Go Dutch in Greenwich: Boris bats it back to the council
Hot off the press from the London Assembly, a written answer from mayor Boris Johnson.
A little recap. In May 2012, the mayor announced plans for a Dutch-style road scheme in Greenwich, to assist cyclists and pedestrians. Except he hadn’t told the council, nor had the council picked up the phone to ask what he was on about.
Seven months later, a TfL executive said it was waiting for plans from Greenwich Council. A couple of weeks later, Greenwich’s cabinet member for bins and cycling said there were “no definitive plans”.
Clear as mud, then.
Go Dutch development of Greenwich town centre
Question No: 8 / 2013
There have been a number of contradictory statements about who is responsible for bringing forward the flagship walking and cycling development in Greenwich that you announced shortly after your re-election. Will you clarify your promise to create a flagship walking and cycling development in Greenwich?
Written response from the Mayor
I am encouraged by the Royal Borough of Greenwich’s statement that they are taking forward an “ambitious action plan” for cycling in the Borough. My Cycling Commissioner, Andrew Gilligan, himself a Greenwich resident, is arranging meetings with the Council to discuss its vision and how this can fit into our own equally ambitious plans for cycling in London. We do not wish to pre-empt the Royal Borough’s plans.
TfL is also working closely with the Royal Borough of Greenwich to plan and deliver a new Cycle Superhighway through Greenwich. Building on the lessons learned from the first Cycle Superhighways, and from the ongoing Better Junctions review, CS4 will be built to ambitious new standards.
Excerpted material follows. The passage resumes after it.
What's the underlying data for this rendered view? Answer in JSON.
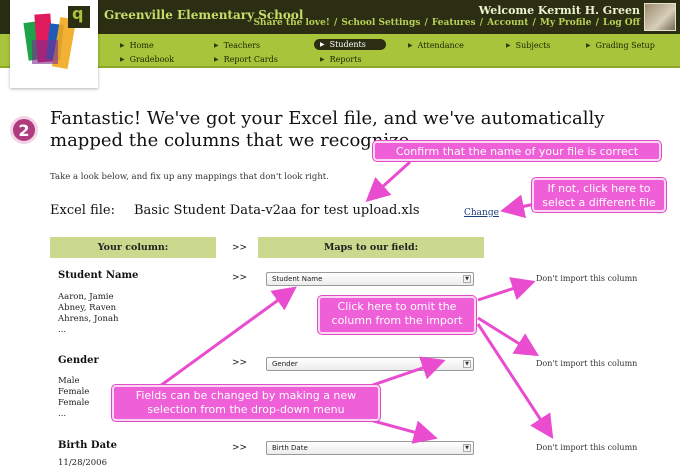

TfL is also keen to work with RB Greenwich to explore how major new development areas such as the Greenwich peninsular [sic] and Charlton could be developed with the ‘Go Dutch’ cycling principles’ approach in mind.
You’ll see that nothing in his answer specifically mentions Greenwich town centre – just the woolly answer about Greenwich Council’s borough-wide “ambitious action plan”.
But the mention of his new cycling commissioner, Andrew Gilligan, is intriguing. When the west Greenwich-based journalist’s controversial appointment was revealed last month, I wondered just how he’d cope negotiating with those he’s aimed brickbats at in the past. I’m barely one to talk here, but had he burned too many bridges locally?
It seems not. So it’s good to hear he’s going to take on cycling in Greenwich – which will involve dealing with councillors he’s branded as “forty-watt burghers”.
What’s even better is that I hear those same burghers are more than happy to meet him – with the council’s transport scrutiny committee looking at ways to get him involved. If he comes along for a meeting, be sure to bring some popcorn.
It’s also good to see another commitment to build Cycle Superhighway 4 (from London Bridge to Woolwich) through the borough – despite the neighbouring route being chopped short at New Cross. It may be a challenge through Greenwich, probably the narrowest section of CS4, but as the road widens through Charlton and Woolwich, will we see proper segregated lanes like the one above, planned for Stratford?
The mention of getting involved in plans for the peninsula and Charlton riverfront is also promising – but none of this should distract from the original promise to sort something out in Greenwich town centre.